Sweet fun at first maple syrup festival since the pandemic

Cara Gregory shows off the colour grading system used for maple syrup production at the annual Purple Woods Maple Syrup Festival. Gregory is a conservation educator with Central Lake Ontario Conservation Authority (CLOCA). Photo credit: Madison Duchin

The Purple Woods Maple Syrup Festival wraps up tomorrow after its return for the first time in three years.

The festival runs each spring from March 10 to the April 1, allowing Oshawa locals and travellers from all over to taste sweet maple syrup made in the local sugarbush.

The event offers a variety of activities for all ages.
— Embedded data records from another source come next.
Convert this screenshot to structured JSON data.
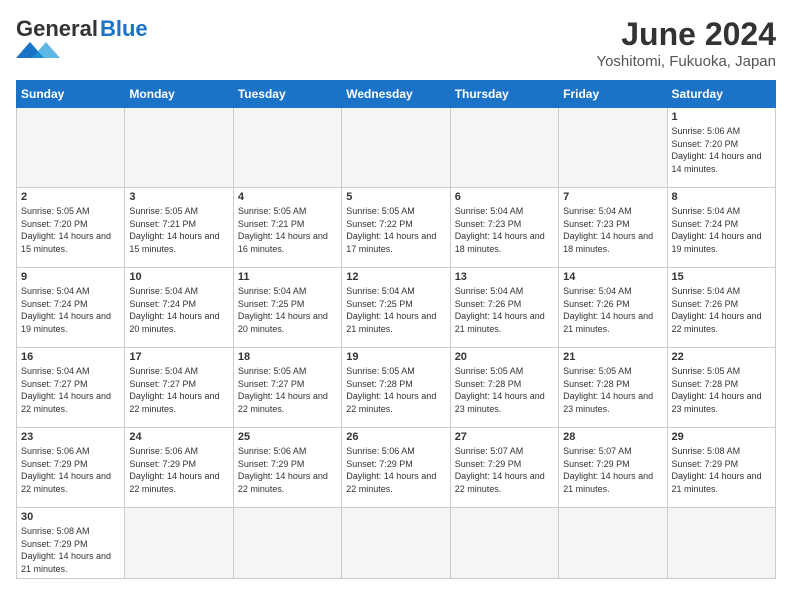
{
  "logo": {
    "general": "General",
    "blue": "Blue"
  },
  "title": "June 2024",
  "subtitle": "Yoshitomi, Fukuoka, Japan",
  "days_of_week": [
    "Sunday",
    "Monday",
    "Tuesday",
    "Wednesday",
    "Thursday",
    "Friday",
    "Saturday"
  ],
  "weeks": [
    [
      {
        "day": "",
        "info": ""
      },
      {
        "day": "",
        "info": ""
      },
      {
        "day": "",
        "info": ""
      },
      {
        "day": "",
        "info": ""
      },
      {
        "day": "",
        "info": ""
      },
      {
        "day": "",
        "info": ""
      },
      {
        "day": "1",
        "info": "Sunrise: 5:06 AM\nSunset: 7:20 PM\nDaylight: 14 hours and 14 minutes."
      }
    ],
    [
      {
        "day": "2",
        "info": "Sunrise: 5:05 AM\nSunset: 7:20 PM\nDaylight: 14 hours and 15 minutes."
      },
      {
        "day": "3",
        "info": "Sunrise: 5:05 AM\nSunset: 7:21 PM\nDaylight: 14 hours and 15 minutes."
      },
      {
        "day": "4",
        "info": "Sunrise: 5:05 AM\nSunset: 7:21 PM\nDaylight: 14 hours and 16 minutes."
      },
      {
        "day": "5",
        "info": "Sunrise: 5:05 AM\nSunset: 7:22 PM\nDaylight: 14 hours and 17 minutes."
      },
      {
        "day": "6",
        "info": "Sunrise: 5:04 AM\nSunset: 7:23 PM\nDaylight: 14 hours and 18 minutes."
      },
      {
        "day": "7",
        "info": "Sunrise: 5:04 AM\nSunset: 7:23 PM\nDaylight: 14 hours and 18 minutes."
      },
      {
        "day": "8",
        "info": "Sunrise: 5:04 AM\nSunset: 7:24 PM\nDaylight: 14 hours and 19 minutes."
      }
    ],
    [
      {
        "day": "9",
        "info": "Sunrise: 5:04 AM\nSunset: 7:24 PM\nDaylight: 14 hours and 19 minutes."
      },
      {
        "day": "10",
        "info": "Sunrise: 5:04 AM\nSunset: 7:24 PM\nDaylight: 14 hours and 20 minutes."
      },
      {
        "day": "11",
        "info": "Sunrise: 5:04 AM\nSunset: 7:25 PM\nDaylight: 14 hours and 20 minutes."
      },
      {
        "day": "12",
        "info": "Sunrise: 5:04 AM\nSunset: 7:25 PM\nDaylight: 14 hours and 21 minutes."
      },
      {
        "day": "13",
        "info": "Sunrise: 5:04 AM\nSunset: 7:26 PM\nDaylight: 14 hours and 21 minutes."
      },
      {
        "day": "14",
        "info": "Sunrise: 5:04 AM\nSunset: 7:26 PM\nDaylight: 14 hours and 21 minutes."
      },
      {
        "day": "15",
        "info": "Sunrise: 5:04 AM\nSunset: 7:26 PM\nDaylight: 14 hours and 22 minutes."
      }
    ],
    [
      {
        "day": "16",
        "info": "Sunrise: 5:04 AM\nSunset: 7:27 PM\nDaylight: 14 hours and 22 minutes."
      },
      {
        "day": "17",
        "info": "Sunrise: 5:04 AM\nSunset: 7:27 PM\nDaylight: 14 hours and 22 minutes."
      },
      {
        "day": "18",
        "info": "Sunrise: 5:05 AM\nSunset: 7:27 PM\nDaylight: 14 hours and 22 minutes."
      },
      {
        "day": "19",
        "info": "Sunrise: 5:05 AM\nSunset: 7:28 PM\nDaylight: 14 hours and 22 minutes."
      },
      {
        "day": "20",
        "info": "Sunrise: 5:05 AM\nSunset: 7:28 PM\nDaylight: 14 hours and 23 minutes."
      },
      {
        "day": "21",
        "info": "Sunrise: 5:05 AM\nSunset: 7:28 PM\nDaylight: 14 hours and 23 minutes."
      },
      {
        "day": "22",
        "info": "Sunrise: 5:05 AM\nSunset: 7:28 PM\nDaylight: 14 hours and 23 minutes."
      }
    ],
    [
      {
        "day": "23",
        "info": "Sunrise: 5:06 AM\nSunset: 7:29 PM\nDaylight: 14 hours and 22 minutes."
      },
      {
        "day": "24",
        "info": "Sunrise: 5:06 AM\nSunset: 7:29 PM\nDaylight: 14 hours and 22 minutes."
      },
      {
        "day": "25",
        "info": "Sunrise: 5:06 AM\nSunset: 7:29 PM\nDaylight: 14 hours and 22 minutes."
      },
      {
        "day": "26",
        "info": "Sunrise: 5:06 AM\nSunset: 7:29 PM\nDaylight: 14 hours and 22 minutes."
      },
      {
        "day": "27",
        "info": "Sunrise: 5:07 AM\nSunset: 7:29 PM\nDaylight: 14 hours and 22 minutes."
      },
      {
        "day": "28",
        "info": "Sunrise: 5:07 AM\nSunset: 7:29 PM\nDaylight: 14 hours and 21 minutes."
      },
      {
        "day": "29",
        "info": "Sunrise: 5:08 AM\nSunset: 7:29 PM\nDaylight: 14 hours and 21 minutes."
      }
    ],
    [
      {
        "day": "30",
        "info": "Sunrise: 5:08 AM\nSunset: 7:29 PM\nDaylight: 14 hours and 21 minutes."
      },
      {
        "day": "",
        "info": ""
      },
      {
        "day": "",
        "info": ""
      },
      {
        "day": "",
        "info": ""
      },
      {
        "day": "",
        "info": ""
      },
      {
        "day": "",
        "info": ""
      },
      {
        "day": "",
        "info": ""
      }
    ]
  ]
}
Down in the sugarbush, members of the Central Lake Ontario Conservation Authority (CLOCA) explain the maple syrup production process.

On Saturdays, the Oshawa Museum visits with a variety of artifacts in tow. Old knitting tools, a pair of antique scissors and other old items are on display outside one of the festival’s cabins.

There are also pilgrim children’s games and self-guided sugarbush tours.

Each day of the festival has a different group of volunteers. Saturday, March 18 was the Toronto Wildlife Centre’s turn.

All donations went to the community group and they had a booth to speak with festival goers about their cause.

One of the volunteers brought her son and a friend along to help out. The pair were there for their high school community volunteer duty.

“It’s really busy right now, it’s kinda crazy trying to get to all these tables, especially with the long line, but it’s still fun,” said Kyler, one of the teen volunteers.

Many of the staff buzzing around the festival were temporary. High school students looking to fill their community hours and Toronto Wildlife Centre members helped out for the day.

But some staff like Cara Gregory stick around all year long. Gregory is a conservation educator with CLOCA and spends her festival days bundled up, explaining the syrup production process in the sugar shack.

Gregory showed off the syrup processing equipment standing behind her, excitedly explaining how the production process works.

“It has to get to 66 per cent sugar in order for it to be ready to be bottled,” she said, going over the process from tree to bottle.

She doesn’t just explain the process, she teaches year-round programs.

“We do curriculum-based, outdoor-ed, hands-on programming with the school groups,” Gregory said. They also host Scout groups and smaller-scale events monthly for the local community.

“I love being outdoors and also just teaching our youth about it and people in our community about what I’m already passionate about myself,” she said.

Gregory started last July, making her one of the newer employees.

Some like Robert Gilbank have been around since the festival started. Gilbank has been driving the festival’s horse-drawn carriage since 1976.

He continues coming back each year because he enjoys the horses and meeting new people with each carriage ride.

“I like it or I wouldn’t still be coming,” Gilbank said.

This year’s festival was the 46th annual. After the hiatus forced by the pandemic, Yvonne Storm, CLOCA’s special events coordinator was happy to see it going so well.

Halfway through the festival’s run more than 5,000 people had attended. Storm was especially proud of the lack of food waste despite the number of guests.

“With those many people, we’ve only created like one big bin of food waste which really speaks volumes to the quality of the pancakes,” she said.